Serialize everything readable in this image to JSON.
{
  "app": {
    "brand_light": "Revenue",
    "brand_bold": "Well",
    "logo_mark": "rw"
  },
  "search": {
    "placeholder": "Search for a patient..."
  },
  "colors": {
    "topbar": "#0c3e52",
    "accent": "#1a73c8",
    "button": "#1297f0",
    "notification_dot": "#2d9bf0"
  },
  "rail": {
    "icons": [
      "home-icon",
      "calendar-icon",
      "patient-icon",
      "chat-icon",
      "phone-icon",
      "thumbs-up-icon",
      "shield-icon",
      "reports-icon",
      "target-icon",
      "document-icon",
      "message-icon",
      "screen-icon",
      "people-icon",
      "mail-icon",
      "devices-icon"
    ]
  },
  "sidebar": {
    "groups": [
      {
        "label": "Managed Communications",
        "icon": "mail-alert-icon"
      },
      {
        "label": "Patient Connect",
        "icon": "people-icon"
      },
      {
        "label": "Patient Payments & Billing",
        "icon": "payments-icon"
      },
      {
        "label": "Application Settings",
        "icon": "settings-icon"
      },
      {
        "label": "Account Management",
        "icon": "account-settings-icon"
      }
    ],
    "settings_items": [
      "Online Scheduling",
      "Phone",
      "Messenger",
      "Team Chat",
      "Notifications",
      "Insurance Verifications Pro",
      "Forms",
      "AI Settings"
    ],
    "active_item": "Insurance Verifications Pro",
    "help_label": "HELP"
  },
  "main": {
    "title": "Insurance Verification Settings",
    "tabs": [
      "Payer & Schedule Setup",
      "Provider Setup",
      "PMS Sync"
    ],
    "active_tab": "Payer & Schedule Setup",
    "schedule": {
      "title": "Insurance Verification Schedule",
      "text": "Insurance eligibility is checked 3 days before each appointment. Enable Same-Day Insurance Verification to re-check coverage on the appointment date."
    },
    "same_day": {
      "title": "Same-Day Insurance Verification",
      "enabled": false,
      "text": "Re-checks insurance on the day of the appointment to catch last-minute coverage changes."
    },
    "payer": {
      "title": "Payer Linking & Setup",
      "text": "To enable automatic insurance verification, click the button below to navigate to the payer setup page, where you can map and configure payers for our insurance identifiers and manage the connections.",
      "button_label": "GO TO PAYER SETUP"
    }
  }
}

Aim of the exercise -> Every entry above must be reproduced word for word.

Task solution ->
Serialize everything readable in this image to JSON.
{
  "app": {
    "brand_light": "Revenue",
    "brand_bold": "Well",
    "logo_mark": "rw"
  },
  "search": {
    "placeholder": "Search for a patient..."
  },
  "colors": {
    "topbar": "#0c3e52",
    "accent": "#1a73c8",
    "button": "#1297f0",
    "notification_dot": "#2d9bf0"
  },
  "rail": {
    "icons": [
      "home-icon",
      "calendar-icon",
      "patient-icon",
      "chat-icon",
      "phone-icon",
      "thumbs-up-icon",
      "shield-icon",
      "reports-icon",
      "target-icon",
      "document-icon",
      "message-icon",
      "screen-icon",
      "people-icon",
      "mail-icon",
      "devices-icon"
    ]
  },
  "sidebar": {
    "groups": [
      {
        "label": "Managed Communications",
        "icon": "mail-alert-icon"
      },
      {
        "label": "Patient Connect",
        "icon": "people-icon"
      },
      {
        "label": "Patient Payments & Billing",
        "icon": "payments-icon"
      },
      {
        "label": "Application Settings",
        "icon": "settings-icon"
      },
      {
        "label": "Account Management",
        "icon": "account-settings-icon"
      }
    ],
    "settings_items": [
      "Online Scheduling",
      "Phone",
      "Messenger",
      "Team Chat",
      "Notifications",
      "Insurance Verifications Pro",
      "Forms",
      "AI Settings"
    ],
    "active_item": "Insurance Verifications Pro",
    "help_label": "HELP"
  },
  "main": {
    "title": "Insurance Verification Settings",
    "tabs": [
      "Payer & Schedule Setup",
      "Provider Setup",
      "PMS Sync"
    ],
    "active_tab": "Payer & Schedule Setup",
    "schedule": {
      "title": "Insurance Verification Schedule",
      "text": "Insurance eligibility is checked 3 days before each appointment. Enable Same-Day Insurance Verification to re-check coverage on the appointment date."
    },
    "same_day": {
      "title": "Same-Day Insurance Verification",
      "enabled": false,
      "text": "Re-checks insurance on the day of the appointment to catch last-minute coverage changes."
    },
    "payer": {
      "title": "Payer Linking & Setup",
      "text": "To enable automatic insurance verification, click the button below to navigate to the payer setup page, where you can map and configure payers for our insurance identifiers and manage the connections.",
      "button_label": "GO TO PAYER SETUP"
    }
  }
}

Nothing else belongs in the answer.